_Input records_
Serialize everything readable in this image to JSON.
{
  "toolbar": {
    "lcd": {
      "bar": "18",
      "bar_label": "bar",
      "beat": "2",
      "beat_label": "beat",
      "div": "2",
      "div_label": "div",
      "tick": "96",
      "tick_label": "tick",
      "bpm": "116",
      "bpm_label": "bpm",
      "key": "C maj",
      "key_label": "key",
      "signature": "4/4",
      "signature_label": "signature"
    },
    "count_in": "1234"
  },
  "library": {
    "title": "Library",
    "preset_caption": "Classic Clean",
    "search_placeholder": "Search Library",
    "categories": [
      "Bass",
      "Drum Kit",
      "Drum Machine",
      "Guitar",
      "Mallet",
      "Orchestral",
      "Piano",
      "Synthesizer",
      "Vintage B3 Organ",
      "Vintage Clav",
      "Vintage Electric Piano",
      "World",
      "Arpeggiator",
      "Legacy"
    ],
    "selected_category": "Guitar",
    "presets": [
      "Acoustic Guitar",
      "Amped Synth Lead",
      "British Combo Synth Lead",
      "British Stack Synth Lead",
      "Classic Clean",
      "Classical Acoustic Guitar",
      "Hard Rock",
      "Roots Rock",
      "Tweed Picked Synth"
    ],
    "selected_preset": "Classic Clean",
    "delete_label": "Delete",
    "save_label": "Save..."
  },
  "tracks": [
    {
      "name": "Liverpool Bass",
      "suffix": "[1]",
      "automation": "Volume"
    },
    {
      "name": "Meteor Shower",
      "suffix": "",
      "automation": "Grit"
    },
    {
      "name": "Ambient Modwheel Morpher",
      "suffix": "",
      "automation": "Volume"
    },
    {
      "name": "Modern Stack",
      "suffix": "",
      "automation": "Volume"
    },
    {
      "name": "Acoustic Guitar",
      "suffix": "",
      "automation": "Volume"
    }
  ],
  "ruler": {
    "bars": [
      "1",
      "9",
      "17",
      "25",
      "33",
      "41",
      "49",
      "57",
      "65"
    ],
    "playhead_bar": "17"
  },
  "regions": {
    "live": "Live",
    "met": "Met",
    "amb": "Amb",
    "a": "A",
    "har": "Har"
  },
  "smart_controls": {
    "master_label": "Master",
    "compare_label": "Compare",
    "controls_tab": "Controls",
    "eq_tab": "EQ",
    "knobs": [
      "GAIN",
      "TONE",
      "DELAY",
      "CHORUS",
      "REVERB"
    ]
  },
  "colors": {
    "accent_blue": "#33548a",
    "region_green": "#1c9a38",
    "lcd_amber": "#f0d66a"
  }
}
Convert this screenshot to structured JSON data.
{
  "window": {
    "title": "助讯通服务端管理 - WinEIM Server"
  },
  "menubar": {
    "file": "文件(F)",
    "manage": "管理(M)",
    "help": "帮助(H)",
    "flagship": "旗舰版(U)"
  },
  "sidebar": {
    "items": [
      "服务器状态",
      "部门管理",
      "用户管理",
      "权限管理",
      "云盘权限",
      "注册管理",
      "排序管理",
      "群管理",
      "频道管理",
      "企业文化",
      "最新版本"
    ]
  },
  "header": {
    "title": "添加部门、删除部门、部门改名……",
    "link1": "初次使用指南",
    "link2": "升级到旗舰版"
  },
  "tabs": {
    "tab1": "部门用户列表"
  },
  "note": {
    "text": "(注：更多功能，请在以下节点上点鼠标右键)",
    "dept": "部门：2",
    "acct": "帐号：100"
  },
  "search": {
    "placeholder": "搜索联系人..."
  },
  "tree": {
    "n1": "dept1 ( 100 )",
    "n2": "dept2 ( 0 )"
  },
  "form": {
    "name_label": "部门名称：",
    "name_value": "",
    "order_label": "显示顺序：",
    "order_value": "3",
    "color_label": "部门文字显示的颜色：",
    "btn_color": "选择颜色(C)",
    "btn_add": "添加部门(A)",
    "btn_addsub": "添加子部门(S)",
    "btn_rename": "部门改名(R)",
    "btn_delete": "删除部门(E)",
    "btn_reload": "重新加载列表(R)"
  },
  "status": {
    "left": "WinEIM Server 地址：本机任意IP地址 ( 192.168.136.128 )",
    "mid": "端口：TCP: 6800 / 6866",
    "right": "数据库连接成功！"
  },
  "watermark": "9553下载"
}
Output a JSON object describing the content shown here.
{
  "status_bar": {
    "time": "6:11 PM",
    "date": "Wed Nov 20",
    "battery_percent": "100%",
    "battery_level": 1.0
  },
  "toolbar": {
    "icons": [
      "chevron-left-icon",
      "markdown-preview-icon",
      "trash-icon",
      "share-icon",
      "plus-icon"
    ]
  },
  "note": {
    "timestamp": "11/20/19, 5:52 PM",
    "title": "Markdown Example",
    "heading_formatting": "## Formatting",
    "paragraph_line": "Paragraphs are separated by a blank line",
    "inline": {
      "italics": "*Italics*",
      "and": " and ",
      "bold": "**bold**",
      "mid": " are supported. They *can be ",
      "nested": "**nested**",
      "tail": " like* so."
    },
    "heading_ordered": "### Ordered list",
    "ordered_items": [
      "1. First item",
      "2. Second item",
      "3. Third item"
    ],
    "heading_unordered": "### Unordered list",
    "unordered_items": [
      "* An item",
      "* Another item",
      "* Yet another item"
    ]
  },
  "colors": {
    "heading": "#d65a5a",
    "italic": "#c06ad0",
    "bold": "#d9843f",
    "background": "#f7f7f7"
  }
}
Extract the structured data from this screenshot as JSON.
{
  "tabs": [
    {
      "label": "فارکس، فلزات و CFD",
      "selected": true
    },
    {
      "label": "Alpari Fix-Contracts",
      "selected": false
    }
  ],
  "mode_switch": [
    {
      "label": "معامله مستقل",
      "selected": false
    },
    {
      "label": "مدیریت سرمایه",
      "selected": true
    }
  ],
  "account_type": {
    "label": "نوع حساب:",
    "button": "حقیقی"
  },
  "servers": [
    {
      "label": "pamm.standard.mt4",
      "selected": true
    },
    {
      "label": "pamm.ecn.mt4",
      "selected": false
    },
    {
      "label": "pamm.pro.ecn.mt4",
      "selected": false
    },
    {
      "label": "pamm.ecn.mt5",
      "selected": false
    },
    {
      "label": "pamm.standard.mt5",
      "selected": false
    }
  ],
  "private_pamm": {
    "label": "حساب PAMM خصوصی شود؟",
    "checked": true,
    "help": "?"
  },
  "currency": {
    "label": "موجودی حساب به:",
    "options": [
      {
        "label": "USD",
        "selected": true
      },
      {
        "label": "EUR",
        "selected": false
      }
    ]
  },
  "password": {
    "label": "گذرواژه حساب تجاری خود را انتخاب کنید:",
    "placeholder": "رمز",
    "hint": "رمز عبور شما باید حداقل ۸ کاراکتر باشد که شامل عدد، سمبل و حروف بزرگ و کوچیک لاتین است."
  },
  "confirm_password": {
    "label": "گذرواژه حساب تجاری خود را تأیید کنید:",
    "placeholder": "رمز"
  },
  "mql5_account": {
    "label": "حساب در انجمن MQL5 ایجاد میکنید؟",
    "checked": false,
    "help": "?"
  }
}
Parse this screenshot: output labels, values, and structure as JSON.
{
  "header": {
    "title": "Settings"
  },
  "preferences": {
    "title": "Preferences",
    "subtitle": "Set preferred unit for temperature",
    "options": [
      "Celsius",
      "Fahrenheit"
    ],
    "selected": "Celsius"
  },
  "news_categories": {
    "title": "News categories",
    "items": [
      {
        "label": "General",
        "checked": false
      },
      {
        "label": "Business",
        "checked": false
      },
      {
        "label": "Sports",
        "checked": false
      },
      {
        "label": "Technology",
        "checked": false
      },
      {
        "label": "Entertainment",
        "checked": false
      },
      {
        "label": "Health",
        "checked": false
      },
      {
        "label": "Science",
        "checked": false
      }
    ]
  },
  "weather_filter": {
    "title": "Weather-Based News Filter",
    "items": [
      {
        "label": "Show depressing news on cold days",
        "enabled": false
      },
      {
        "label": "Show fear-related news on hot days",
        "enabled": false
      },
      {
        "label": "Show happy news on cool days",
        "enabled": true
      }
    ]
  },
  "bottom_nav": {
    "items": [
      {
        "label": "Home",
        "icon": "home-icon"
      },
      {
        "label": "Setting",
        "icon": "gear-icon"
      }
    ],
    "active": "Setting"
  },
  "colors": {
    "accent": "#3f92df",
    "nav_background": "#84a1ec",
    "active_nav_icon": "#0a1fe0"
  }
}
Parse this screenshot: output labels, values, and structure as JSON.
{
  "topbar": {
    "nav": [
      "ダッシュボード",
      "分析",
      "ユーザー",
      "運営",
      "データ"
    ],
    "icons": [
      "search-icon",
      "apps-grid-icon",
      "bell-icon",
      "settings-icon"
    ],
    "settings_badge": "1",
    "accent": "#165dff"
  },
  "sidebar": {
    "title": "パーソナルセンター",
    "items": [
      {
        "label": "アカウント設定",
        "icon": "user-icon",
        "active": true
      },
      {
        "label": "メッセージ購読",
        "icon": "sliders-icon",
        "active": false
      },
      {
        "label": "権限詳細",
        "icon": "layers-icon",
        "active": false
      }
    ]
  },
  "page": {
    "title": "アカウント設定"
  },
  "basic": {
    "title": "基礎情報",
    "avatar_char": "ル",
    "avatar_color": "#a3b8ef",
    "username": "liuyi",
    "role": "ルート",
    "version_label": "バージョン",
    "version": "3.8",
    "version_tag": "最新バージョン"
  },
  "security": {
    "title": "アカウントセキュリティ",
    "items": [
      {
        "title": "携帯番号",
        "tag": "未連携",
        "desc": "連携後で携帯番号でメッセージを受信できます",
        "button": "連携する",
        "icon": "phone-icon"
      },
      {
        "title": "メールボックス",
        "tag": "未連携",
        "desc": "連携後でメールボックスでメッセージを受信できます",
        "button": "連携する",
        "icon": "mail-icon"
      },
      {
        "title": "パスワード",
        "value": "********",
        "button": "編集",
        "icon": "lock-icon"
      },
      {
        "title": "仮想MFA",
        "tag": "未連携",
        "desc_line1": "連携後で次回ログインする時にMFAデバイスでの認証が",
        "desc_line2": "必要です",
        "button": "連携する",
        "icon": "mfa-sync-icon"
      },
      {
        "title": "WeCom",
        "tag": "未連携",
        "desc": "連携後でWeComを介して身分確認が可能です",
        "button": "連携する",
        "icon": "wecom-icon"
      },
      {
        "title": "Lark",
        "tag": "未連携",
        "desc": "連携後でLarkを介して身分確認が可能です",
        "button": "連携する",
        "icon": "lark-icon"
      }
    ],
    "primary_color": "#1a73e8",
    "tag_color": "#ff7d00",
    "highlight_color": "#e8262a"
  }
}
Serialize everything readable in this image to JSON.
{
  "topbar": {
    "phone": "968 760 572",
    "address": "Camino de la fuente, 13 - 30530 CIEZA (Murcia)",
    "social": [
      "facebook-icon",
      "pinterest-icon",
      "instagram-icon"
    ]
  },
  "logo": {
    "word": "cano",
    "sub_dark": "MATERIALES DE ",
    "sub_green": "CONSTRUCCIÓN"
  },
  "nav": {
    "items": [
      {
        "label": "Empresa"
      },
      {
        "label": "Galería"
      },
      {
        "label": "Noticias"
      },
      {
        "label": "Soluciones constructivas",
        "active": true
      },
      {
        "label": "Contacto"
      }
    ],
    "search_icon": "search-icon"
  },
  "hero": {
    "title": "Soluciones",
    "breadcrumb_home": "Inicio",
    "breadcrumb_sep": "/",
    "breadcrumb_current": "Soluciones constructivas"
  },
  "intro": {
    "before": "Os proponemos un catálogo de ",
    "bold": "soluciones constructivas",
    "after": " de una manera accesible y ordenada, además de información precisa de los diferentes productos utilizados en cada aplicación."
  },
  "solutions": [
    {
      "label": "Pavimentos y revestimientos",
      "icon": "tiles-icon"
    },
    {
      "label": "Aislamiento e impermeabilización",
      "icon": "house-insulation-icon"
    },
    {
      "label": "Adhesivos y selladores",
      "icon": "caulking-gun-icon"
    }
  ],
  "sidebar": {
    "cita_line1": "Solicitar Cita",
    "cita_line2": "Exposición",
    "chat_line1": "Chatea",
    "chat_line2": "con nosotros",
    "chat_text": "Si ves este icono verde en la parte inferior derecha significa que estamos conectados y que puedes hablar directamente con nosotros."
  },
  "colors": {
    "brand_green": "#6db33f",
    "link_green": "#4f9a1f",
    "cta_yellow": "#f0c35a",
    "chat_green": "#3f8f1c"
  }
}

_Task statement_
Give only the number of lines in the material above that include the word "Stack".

_Output of the task_
2